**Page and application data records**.
^^^^^^^^^^^^^^^^

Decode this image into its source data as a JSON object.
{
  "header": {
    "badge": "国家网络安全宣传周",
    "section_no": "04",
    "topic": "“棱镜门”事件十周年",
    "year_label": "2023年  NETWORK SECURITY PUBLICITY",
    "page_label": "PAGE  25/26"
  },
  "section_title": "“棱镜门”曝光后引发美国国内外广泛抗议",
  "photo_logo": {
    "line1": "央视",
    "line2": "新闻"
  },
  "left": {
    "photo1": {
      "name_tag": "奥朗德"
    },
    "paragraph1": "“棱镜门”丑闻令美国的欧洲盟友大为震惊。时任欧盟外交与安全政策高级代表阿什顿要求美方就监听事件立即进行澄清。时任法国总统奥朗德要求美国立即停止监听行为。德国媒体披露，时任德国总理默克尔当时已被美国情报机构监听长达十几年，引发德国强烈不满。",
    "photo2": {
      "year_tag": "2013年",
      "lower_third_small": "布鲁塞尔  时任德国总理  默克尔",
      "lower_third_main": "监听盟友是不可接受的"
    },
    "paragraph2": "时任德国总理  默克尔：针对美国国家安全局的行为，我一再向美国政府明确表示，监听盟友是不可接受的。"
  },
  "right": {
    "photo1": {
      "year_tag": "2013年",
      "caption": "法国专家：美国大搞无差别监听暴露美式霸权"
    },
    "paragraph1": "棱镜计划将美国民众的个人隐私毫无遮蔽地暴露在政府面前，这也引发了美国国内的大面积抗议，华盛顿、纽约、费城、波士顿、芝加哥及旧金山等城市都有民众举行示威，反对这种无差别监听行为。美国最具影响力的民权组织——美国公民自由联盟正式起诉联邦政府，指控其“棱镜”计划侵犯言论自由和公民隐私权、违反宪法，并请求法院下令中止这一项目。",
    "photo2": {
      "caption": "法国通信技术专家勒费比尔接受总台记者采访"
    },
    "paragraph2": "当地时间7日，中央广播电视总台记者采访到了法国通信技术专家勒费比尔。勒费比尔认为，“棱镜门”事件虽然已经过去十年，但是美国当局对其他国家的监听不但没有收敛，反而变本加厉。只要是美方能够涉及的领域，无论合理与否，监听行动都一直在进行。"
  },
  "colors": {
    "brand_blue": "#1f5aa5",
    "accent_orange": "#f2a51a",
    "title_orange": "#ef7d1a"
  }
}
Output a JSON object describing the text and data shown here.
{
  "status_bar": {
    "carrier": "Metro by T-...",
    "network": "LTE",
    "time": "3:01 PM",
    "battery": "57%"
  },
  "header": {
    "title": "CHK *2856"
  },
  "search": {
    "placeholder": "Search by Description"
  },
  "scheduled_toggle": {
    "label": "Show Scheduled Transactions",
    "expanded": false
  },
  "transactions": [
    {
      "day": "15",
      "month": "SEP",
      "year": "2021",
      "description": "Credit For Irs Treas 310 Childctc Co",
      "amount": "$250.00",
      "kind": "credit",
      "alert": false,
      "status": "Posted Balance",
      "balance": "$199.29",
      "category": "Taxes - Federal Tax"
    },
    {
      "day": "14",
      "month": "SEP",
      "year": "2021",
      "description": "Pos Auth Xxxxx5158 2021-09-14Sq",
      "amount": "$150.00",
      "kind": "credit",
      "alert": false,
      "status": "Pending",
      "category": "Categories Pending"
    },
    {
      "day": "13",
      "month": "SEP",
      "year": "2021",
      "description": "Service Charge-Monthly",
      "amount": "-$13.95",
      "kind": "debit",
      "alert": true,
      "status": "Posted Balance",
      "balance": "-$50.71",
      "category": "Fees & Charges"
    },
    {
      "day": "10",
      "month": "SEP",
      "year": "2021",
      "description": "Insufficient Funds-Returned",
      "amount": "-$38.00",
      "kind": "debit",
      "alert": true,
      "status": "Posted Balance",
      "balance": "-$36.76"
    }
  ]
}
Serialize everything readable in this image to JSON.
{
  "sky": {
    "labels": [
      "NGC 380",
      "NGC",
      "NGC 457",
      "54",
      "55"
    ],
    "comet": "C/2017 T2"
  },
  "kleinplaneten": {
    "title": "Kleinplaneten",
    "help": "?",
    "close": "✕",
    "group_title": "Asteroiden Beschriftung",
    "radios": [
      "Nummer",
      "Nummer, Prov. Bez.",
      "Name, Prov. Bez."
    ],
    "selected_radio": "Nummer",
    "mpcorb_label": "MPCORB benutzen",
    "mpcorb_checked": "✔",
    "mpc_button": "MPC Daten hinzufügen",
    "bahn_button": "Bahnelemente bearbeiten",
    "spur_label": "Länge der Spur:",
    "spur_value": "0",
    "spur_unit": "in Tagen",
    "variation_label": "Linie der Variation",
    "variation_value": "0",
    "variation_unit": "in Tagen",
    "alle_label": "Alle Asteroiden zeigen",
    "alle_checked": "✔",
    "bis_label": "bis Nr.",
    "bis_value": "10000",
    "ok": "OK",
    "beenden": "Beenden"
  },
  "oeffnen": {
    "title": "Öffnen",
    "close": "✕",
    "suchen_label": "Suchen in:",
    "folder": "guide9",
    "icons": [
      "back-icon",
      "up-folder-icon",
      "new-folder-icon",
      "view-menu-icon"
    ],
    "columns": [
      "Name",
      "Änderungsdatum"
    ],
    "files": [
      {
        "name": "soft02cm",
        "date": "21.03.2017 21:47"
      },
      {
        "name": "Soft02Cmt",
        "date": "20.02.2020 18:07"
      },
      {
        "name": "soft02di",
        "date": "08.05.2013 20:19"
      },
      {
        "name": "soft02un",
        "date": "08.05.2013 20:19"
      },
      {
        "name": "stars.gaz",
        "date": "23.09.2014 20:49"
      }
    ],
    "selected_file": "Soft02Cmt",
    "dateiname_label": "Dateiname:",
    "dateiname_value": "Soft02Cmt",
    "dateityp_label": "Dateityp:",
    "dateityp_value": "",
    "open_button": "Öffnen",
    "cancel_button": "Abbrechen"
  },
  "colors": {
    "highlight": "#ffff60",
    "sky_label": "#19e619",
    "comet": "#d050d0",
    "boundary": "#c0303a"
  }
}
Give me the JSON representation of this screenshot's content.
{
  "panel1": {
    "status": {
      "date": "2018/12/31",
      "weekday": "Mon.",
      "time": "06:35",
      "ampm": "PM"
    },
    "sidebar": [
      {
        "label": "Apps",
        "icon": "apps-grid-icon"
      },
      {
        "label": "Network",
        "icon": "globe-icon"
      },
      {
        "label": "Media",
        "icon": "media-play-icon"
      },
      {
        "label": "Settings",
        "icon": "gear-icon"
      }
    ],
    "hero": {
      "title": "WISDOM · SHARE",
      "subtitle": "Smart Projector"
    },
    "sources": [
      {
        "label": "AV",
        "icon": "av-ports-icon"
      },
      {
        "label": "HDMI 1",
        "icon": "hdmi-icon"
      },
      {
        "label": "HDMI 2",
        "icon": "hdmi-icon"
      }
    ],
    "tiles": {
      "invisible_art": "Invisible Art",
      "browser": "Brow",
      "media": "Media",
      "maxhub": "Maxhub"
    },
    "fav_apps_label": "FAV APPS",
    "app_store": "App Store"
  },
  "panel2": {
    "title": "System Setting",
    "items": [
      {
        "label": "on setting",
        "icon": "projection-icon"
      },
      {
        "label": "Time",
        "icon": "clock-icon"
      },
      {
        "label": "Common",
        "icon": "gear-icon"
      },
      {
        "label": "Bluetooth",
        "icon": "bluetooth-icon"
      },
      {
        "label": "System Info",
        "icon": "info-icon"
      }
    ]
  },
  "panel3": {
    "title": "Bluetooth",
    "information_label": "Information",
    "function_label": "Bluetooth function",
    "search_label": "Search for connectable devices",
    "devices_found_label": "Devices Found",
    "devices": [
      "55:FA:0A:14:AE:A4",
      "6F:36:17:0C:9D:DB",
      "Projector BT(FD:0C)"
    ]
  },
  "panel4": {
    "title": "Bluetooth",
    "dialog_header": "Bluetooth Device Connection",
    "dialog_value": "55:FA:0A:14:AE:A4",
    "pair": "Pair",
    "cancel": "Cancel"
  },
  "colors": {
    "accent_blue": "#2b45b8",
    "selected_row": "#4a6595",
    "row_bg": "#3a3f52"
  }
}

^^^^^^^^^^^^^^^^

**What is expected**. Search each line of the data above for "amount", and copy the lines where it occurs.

**Expected answer**.
      "amount": "$250.00",
      "amount": "$150.00",
      "amount": "-$13.95",
      "amount": "-$38.00",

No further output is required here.